_YOUR OBJECTIVE_
Your answer should consist only of the records, copied exactly, with the images removed.

--- START ---

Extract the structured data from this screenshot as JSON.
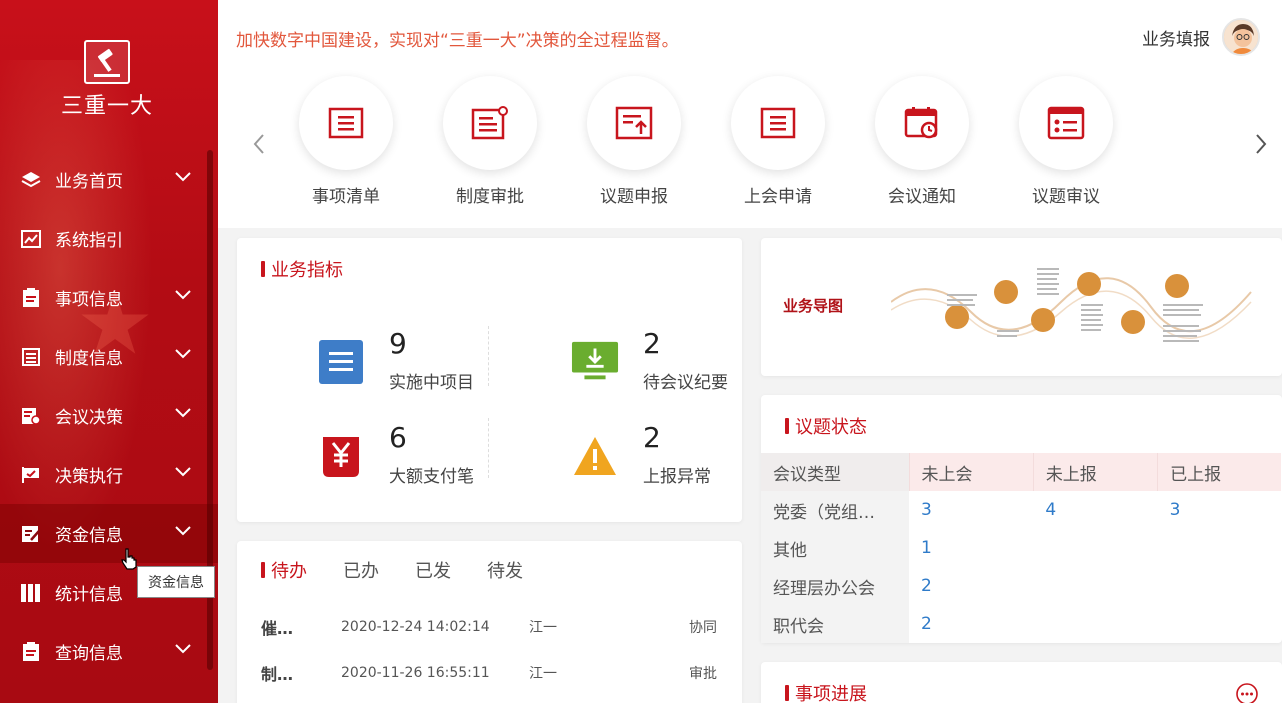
{
  "sidebar": {
    "logo_text": "三重一大",
    "items": [
      {
        "label": "业务首页",
        "icon": "layers-icon",
        "chevron": true
      },
      {
        "label": "系统指引",
        "icon": "chart-icon",
        "chevron": false
      },
      {
        "label": "事项信息",
        "icon": "document-icon",
        "chevron": true
      },
      {
        "label": "制度信息",
        "icon": "list-icon",
        "chevron": true
      },
      {
        "label": "会议决策",
        "icon": "meeting-icon",
        "chevron": true
      },
      {
        "label": "决策执行",
        "icon": "flag-icon",
        "chevron": true
      },
      {
        "label": "资金信息",
        "icon": "edit-icon",
        "chevron": true
      },
      {
        "label": "统计信息",
        "icon": "bars-icon",
        "chevron": false
      },
      {
        "label": "查询信息",
        "icon": "document-icon",
        "chevron": true
      }
    ],
    "tooltip": "资金信息"
  },
  "header": {
    "slogan": "加快数字中国建设，实现对“三重一大”决策的全过程监督。",
    "user_name": "业务填报"
  },
  "quick_links": [
    "事项清单",
    "制度审批",
    "议题申报",
    "上会申请",
    "会议通知",
    "议题审议"
  ],
  "metrics": {
    "title": "业务指标",
    "items": [
      {
        "value": "9",
        "label": "实施中项目"
      },
      {
        "value": "2",
        "label": "待会议纪要"
      },
      {
        "value": "6",
        "label": "大额支付笔"
      },
      {
        "value": "2",
        "label": "上报异常"
      }
    ]
  },
  "business_map": {
    "title": "业务导图"
  },
  "issue_status": {
    "title": "议题状态",
    "columns": [
      "会议类型",
      "未上会",
      "未上报",
      "已上报"
    ],
    "rows": [
      [
        "党委（党组…",
        "3",
        "4",
        "3"
      ],
      [
        "其他",
        "1",
        "",
        ""
      ],
      [
        "经理层办公会",
        "2",
        "",
        ""
      ],
      [
        "职代会",
        "2",
        "",
        ""
      ]
    ]
  },
  "todo": {
    "tabs": [
      "待办",
      "已办",
      "已发",
      "待发"
    ],
    "rows": [
      {
        "title": "催…",
        "time": "2020-12-24 14:02:14",
        "user": "江一",
        "type": "协同"
      },
      {
        "title": "制…",
        "time": "2020-11-26 16:55:11",
        "user": "江一",
        "type": "审批"
      }
    ]
  },
  "progress": {
    "title": "事项进展"
  },
  "colors": {
    "brand_red": "#c8151d",
    "slogan": "#e2573c",
    "link_blue": "#2f7bc9"
  }
}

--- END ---

_SOLUTION TO THIS EXERCISE_
Extract the structured data from this screenshot as JSON.
{
  "sidebar": {
    "logo_text": "三重一大",
    "items": [
      {
        "label": "业务首页",
        "icon": "layers-icon",
        "chevron": true
      },
      {
        "label": "系统指引",
        "icon": "chart-icon",
        "chevron": false
      },
      {
        "label": "事项信息",
        "icon": "document-icon",
        "chevron": true
      },
      {
        "label": "制度信息",
        "icon": "list-icon",
        "chevron": true
      },
      {
        "label": "会议决策",
        "icon": "meeting-icon",
        "chevron": true
      },
      {
        "label": "决策执行",
        "icon": "flag-icon",
        "chevron": true
      },
      {
        "label": "资金信息",
        "icon": "edit-icon",
        "chevron": true
      },
      {
        "label": "统计信息",
        "icon": "bars-icon",
        "chevron": false
      },
      {
        "label": "查询信息",
        "icon": "document-icon",
        "chevron": true
      }
    ],
    "tooltip": "资金信息"
  },
  "header": {
    "slogan": "加快数字中国建设，实现对“三重一大”决策的全过程监督。",
    "user_name": "业务填报"
  },
  "quick_links": [
    "事项清单",
    "制度审批",
    "议题申报",
    "上会申请",
    "会议通知",
    "议题审议"
  ],
  "metrics": {
    "title": "业务指标",
    "items": [
      {
        "value": "9",
        "label": "实施中项目"
      },
      {
        "value": "2",
        "label": "待会议纪要"
      },
      {
        "value": "6",
        "label": "大额支付笔"
      },
      {
        "value": "2",
        "label": "上报异常"
      }
    ]
  },
  "business_map": {
    "title": "业务导图"
  },
  "issue_status": {
    "title": "议题状态",
    "columns": [
      "会议类型",
      "未上会",
      "未上报",
      "已上报"
    ],
    "rows": [
      [
        "党委（党组…",
        "3",
        "4",
        "3"
      ],
      [
        "其他",
        "1",
        "",
        ""
      ],
      [
        "经理层办公会",
        "2",
        "",
        ""
      ],
      [
        "职代会",
        "2",
        "",
        ""
      ]
    ]
  },
  "todo": {
    "tabs": [
      "待办",
      "已办",
      "已发",
      "待发"
    ],
    "rows": [
      {
        "title": "催…",
        "time": "2020-12-24 14:02:14",
        "user": "江一",
        "type": "协同"
      },
      {
        "title": "制…",
        "time": "2020-11-26 16:55:11",
        "user": "江一",
        "type": "审批"
      }
    ]
  },
  "progress": {
    "title": "事项进展"
  },
  "colors": {
    "brand_red": "#c8151d",
    "slogan": "#e2573c",
    "link_blue": "#2f7bc9"
  }
}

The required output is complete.